(Information shown Opens)

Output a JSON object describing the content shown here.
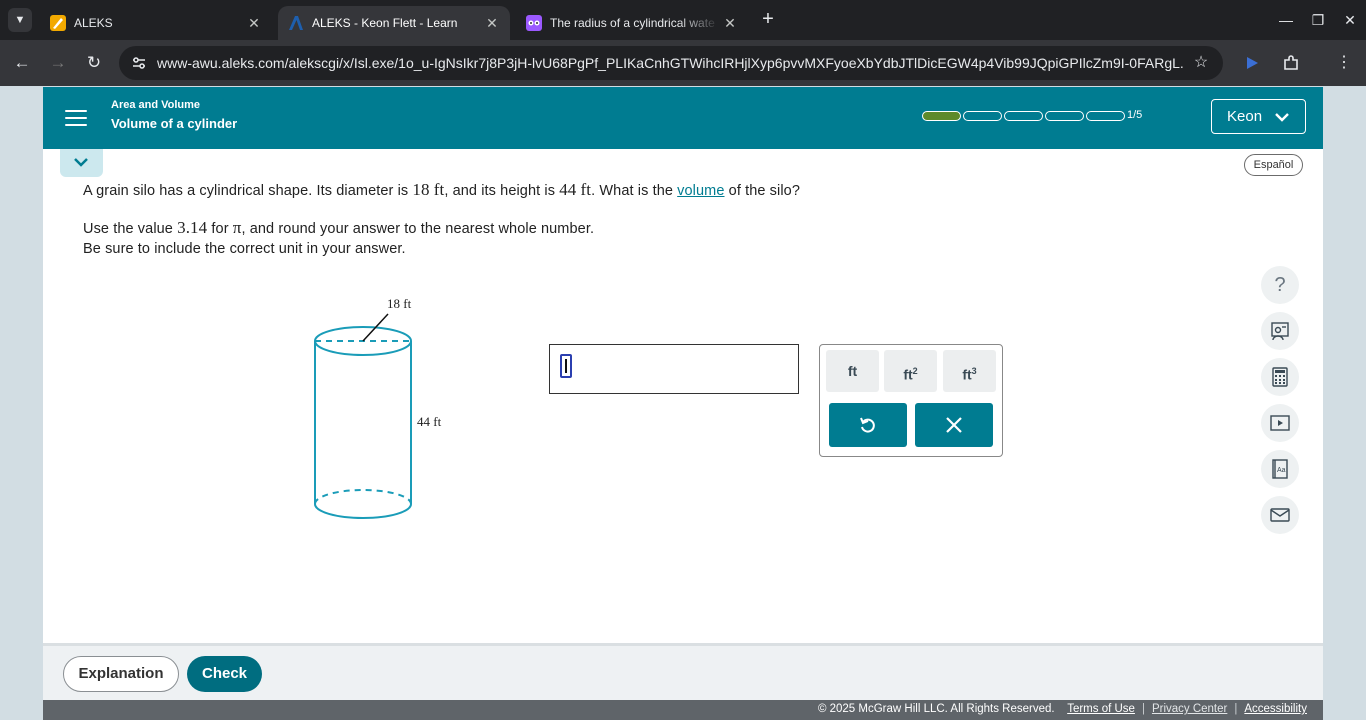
{
  "browser": {
    "tabs": [
      {
        "title": "ALEKS",
        "favicon": "aleks-pencil-icon",
        "active": false
      },
      {
        "title": "ALEKS - Keon Flett - Learn",
        "favicon": "aleks-a-icon",
        "active": true
      },
      {
        "title": "The radius of a cylindrical wate",
        "favicon": "owl-icon",
        "active": false
      }
    ],
    "url": "www-awu.aleks.com/alekscgi/x/Isl.exe/1o_u-IgNsIkr7j8P3jH-lvU68PgPf_PLIKaCnhGTWihcIRHjlXyp6pvvMXFyoeXbYdbJTlDicEGW4p4Vib99JQpiGPIlcZm9I-0FARgL..."
  },
  "header": {
    "topic": "Area and Volume",
    "subtopic": "Volume of a cylinder",
    "progress_label": "1/5",
    "progress_completed": 1,
    "progress_total": 5,
    "user_name": "Keon"
  },
  "language_button": "Español",
  "question": {
    "line1_a": "A grain silo has a cylindrical shape. Its diameter is",
    "diameter": "18",
    "unit_a": "ft",
    "line1_b": ", and its height is",
    "height": "44",
    "unit_b": "ft",
    "line1_c": ". What is the",
    "link": "volume",
    "line1_d": "of the silo?",
    "line2_a": "Use the value",
    "pi_value": "3.14",
    "line2_b": "for",
    "pi": "π",
    "line2_c": ", and round your answer to the nearest whole number.",
    "line3": "Be sure to include the correct unit in your answer."
  },
  "figure": {
    "diameter_label": "18 ft",
    "height_label": "44 ft"
  },
  "answer": {
    "value": ""
  },
  "units": {
    "ft": "ft",
    "ft2_base": "ft",
    "ft2_exp": "2",
    "ft3_base": "ft",
    "ft3_exp": "3"
  },
  "footer": {
    "explanation": "Explanation",
    "check": "Check",
    "copyright": "© 2025 McGraw Hill LLC. All Rights Reserved.",
    "terms": "Terms of Use",
    "privacy": "Privacy Center",
    "accessibility": "Accessibility"
  },
  "colors": {
    "brand_teal": "#007c91",
    "progress_done": "#5d8a2a",
    "figure_stroke": "#1a9cb8"
  }
}
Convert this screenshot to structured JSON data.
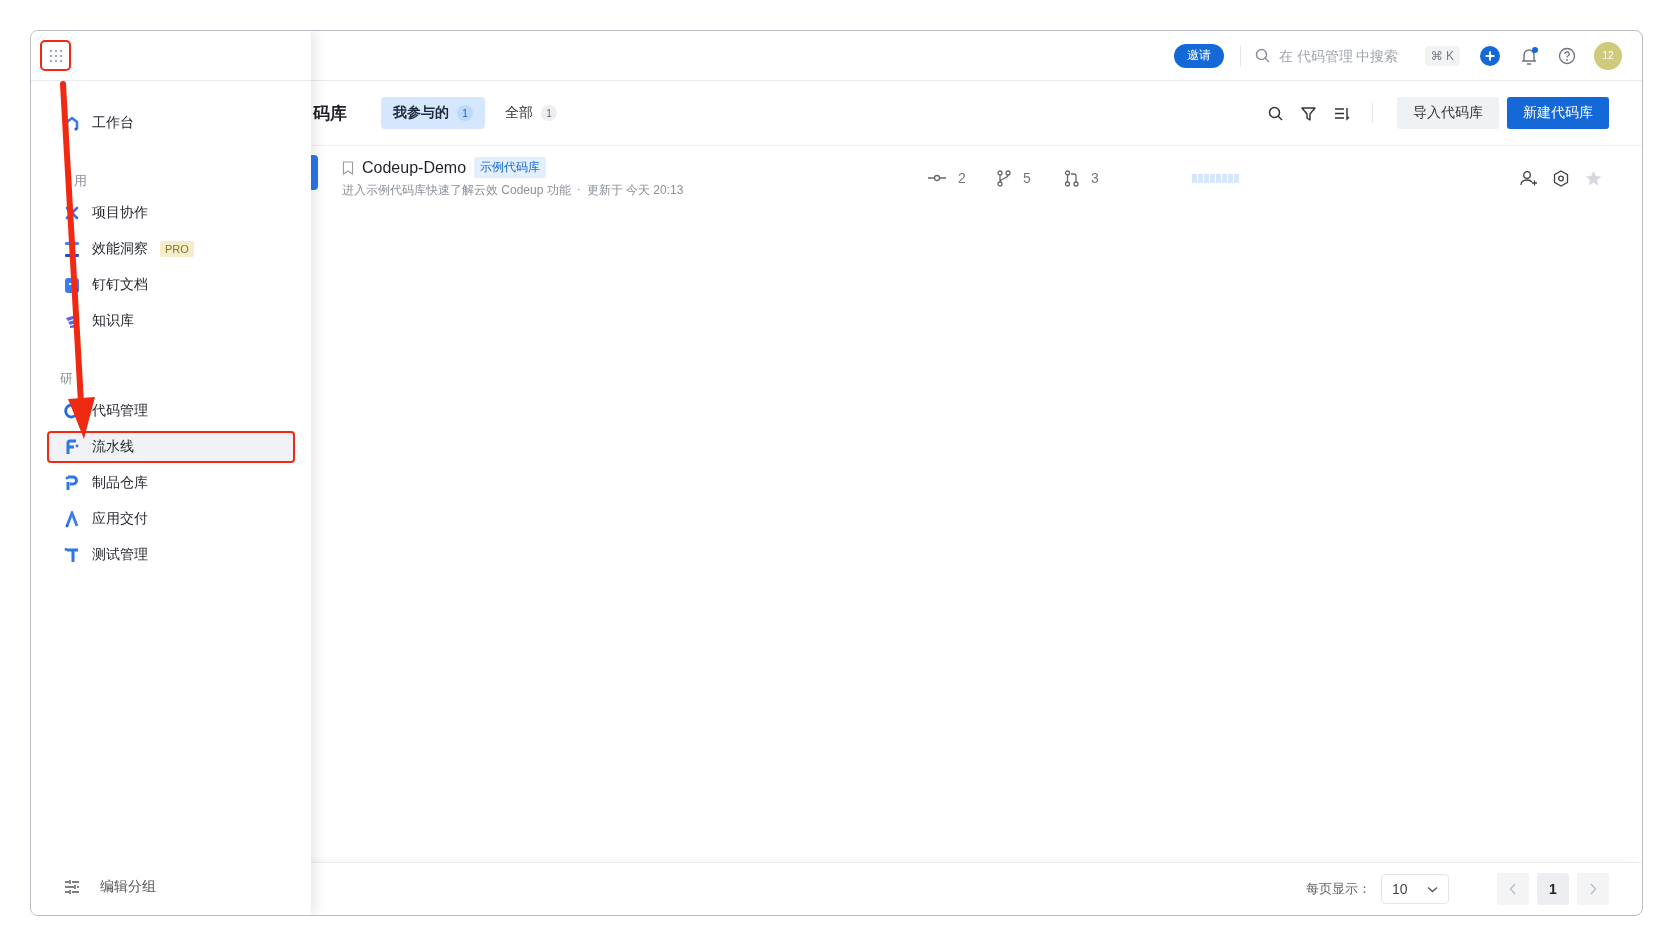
{
  "drawer": {
    "launcher": {
      "highlighted": true
    },
    "top_items": [
      {
        "label": "工作台",
        "kind": "workbench",
        "selected": false,
        "highlighted": false
      }
    ],
    "sections": [
      {
        "title": "用",
        "items": [
          {
            "label": "项目协作",
            "kind": "project",
            "selected": false,
            "highlighted": false
          },
          {
            "label": "效能洞察",
            "kind": "insight",
            "selected": false,
            "highlighted": false,
            "badge": "PRO"
          },
          {
            "label": "钉钉文档",
            "kind": "docs",
            "selected": false,
            "highlighted": false
          },
          {
            "label": "知识库",
            "kind": "knowledge",
            "selected": false,
            "highlighted": false
          }
        ]
      },
      {
        "title": "研",
        "items": [
          {
            "label": "代码管理",
            "kind": "code",
            "selected": false,
            "highlighted": false
          },
          {
            "label": "流水线",
            "kind": "pipeline",
            "selected": true,
            "highlighted": true
          },
          {
            "label": "制品仓库",
            "kind": "packages",
            "selected": false,
            "highlighted": false
          },
          {
            "label": "应用交付",
            "kind": "delivery",
            "selected": false,
            "highlighted": false
          },
          {
            "label": "测试管理",
            "kind": "testing",
            "selected": false,
            "highlighted": false
          }
        ]
      }
    ],
    "footer": "编辑分组",
    "annotation_arrow": true
  },
  "top_bar": {
    "invite": "邀请",
    "search_placeholder": "在 代码管理 中搜索",
    "shortcut": "⌘ K",
    "notifications_unread": true,
    "avatar": "12"
  },
  "header": {
    "title": "码库",
    "tabs": [
      {
        "label": "我参与的",
        "count": "1",
        "selected": true
      },
      {
        "label": "全部",
        "count": "1",
        "selected": false
      }
    ],
    "buttons": [
      {
        "label": "导入代码库",
        "kind": "secondary"
      },
      {
        "label": "新建代码库",
        "kind": "primary"
      }
    ]
  },
  "repos": [
    {
      "name": "Codeup-Demo",
      "tag": "示例代码库",
      "description": "进入示例代码库快速了解云效 Codeup 功能",
      "separator": "·",
      "updated": "更新于 今天 20:13",
      "stats": [
        {
          "kind": "commits",
          "value": "2"
        },
        {
          "kind": "branches",
          "value": "5"
        },
        {
          "kind": "merge_requests",
          "value": "3"
        }
      ],
      "starred": false
    }
  ],
  "footer": {
    "page_size_label": "每页显示：",
    "page_size": "10",
    "prev_disabled": true,
    "next_disabled": true,
    "pages": [
      {
        "label": "1",
        "selected": true
      }
    ]
  }
}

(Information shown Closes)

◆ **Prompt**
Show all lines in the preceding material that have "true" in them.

◆ **Solution to this exercise**
        "active": true
      "highlighted": true
            "selected": true,
            "highlighted": true
    "annotation_arrow": true
    "notifications_unread": true,
        "selected": true
    "prev_disabled": true,
    "next_disabled": true,
        "selected": true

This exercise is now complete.